===== Data shown

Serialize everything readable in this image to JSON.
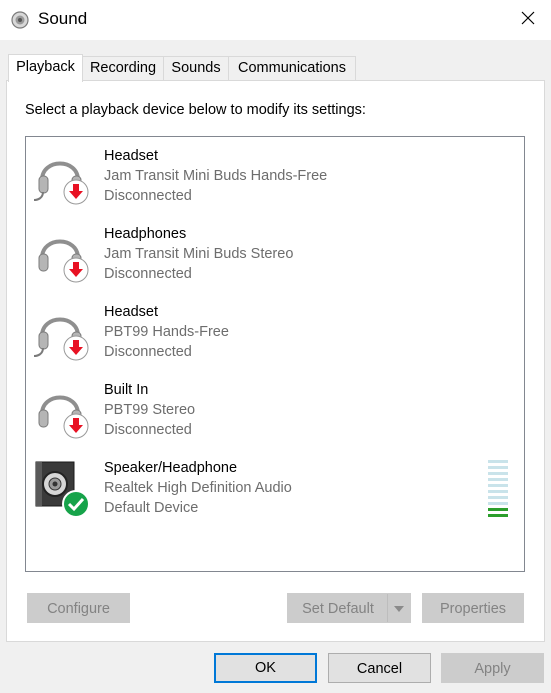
{
  "window": {
    "title": "Sound",
    "icon": "speaker-icon"
  },
  "tabs": [
    {
      "label": "Playback",
      "active": true
    },
    {
      "label": "Recording",
      "active": false
    },
    {
      "label": "Sounds",
      "active": false
    },
    {
      "label": "Communications",
      "active": false
    }
  ],
  "playback": {
    "instruction": "Select a playback device below to modify its settings:",
    "devices": [
      {
        "name": "Headset",
        "description": "Jam Transit Mini Buds Hands-Free",
        "status": "Disconnected",
        "icon": "headset-icon",
        "status_icon": "disconnected-arrow-icon"
      },
      {
        "name": "Headphones",
        "description": "Jam Transit Mini Buds Stereo",
        "status": "Disconnected",
        "icon": "headphones-icon",
        "status_icon": "disconnected-arrow-icon"
      },
      {
        "name": "Headset",
        "description": "PBT99 Hands-Free",
        "status": "Disconnected",
        "icon": "headset-icon",
        "status_icon": "disconnected-arrow-icon"
      },
      {
        "name": "Built In",
        "description": "PBT99 Stereo",
        "status": "Disconnected",
        "icon": "headphones-icon",
        "status_icon": "disconnected-arrow-icon"
      },
      {
        "name": "Speaker/Headphone",
        "description": "Realtek High Definition Audio",
        "status": "Default Device",
        "icon": "speaker-icon",
        "status_icon": "default-check-icon"
      }
    ],
    "level_meter": {
      "segments": 10,
      "lit_segments": 2,
      "lit_color": "#2b9e2b",
      "unlit_color": "#c9e3ea"
    }
  },
  "buttons": {
    "configure": "Configure",
    "set_default": "Set Default",
    "properties": "Properties",
    "ok": "OK",
    "cancel": "Cancel",
    "apply": "Apply"
  },
  "colors": {
    "accent": "#0078d7",
    "disconnected": "#e81123",
    "default_ok": "#16a34a"
  }
}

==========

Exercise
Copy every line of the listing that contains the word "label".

Answer to this problem
      "label": "Playback",
      "label": "Recording",
      "label": "Sounds",
      "label": "Communications",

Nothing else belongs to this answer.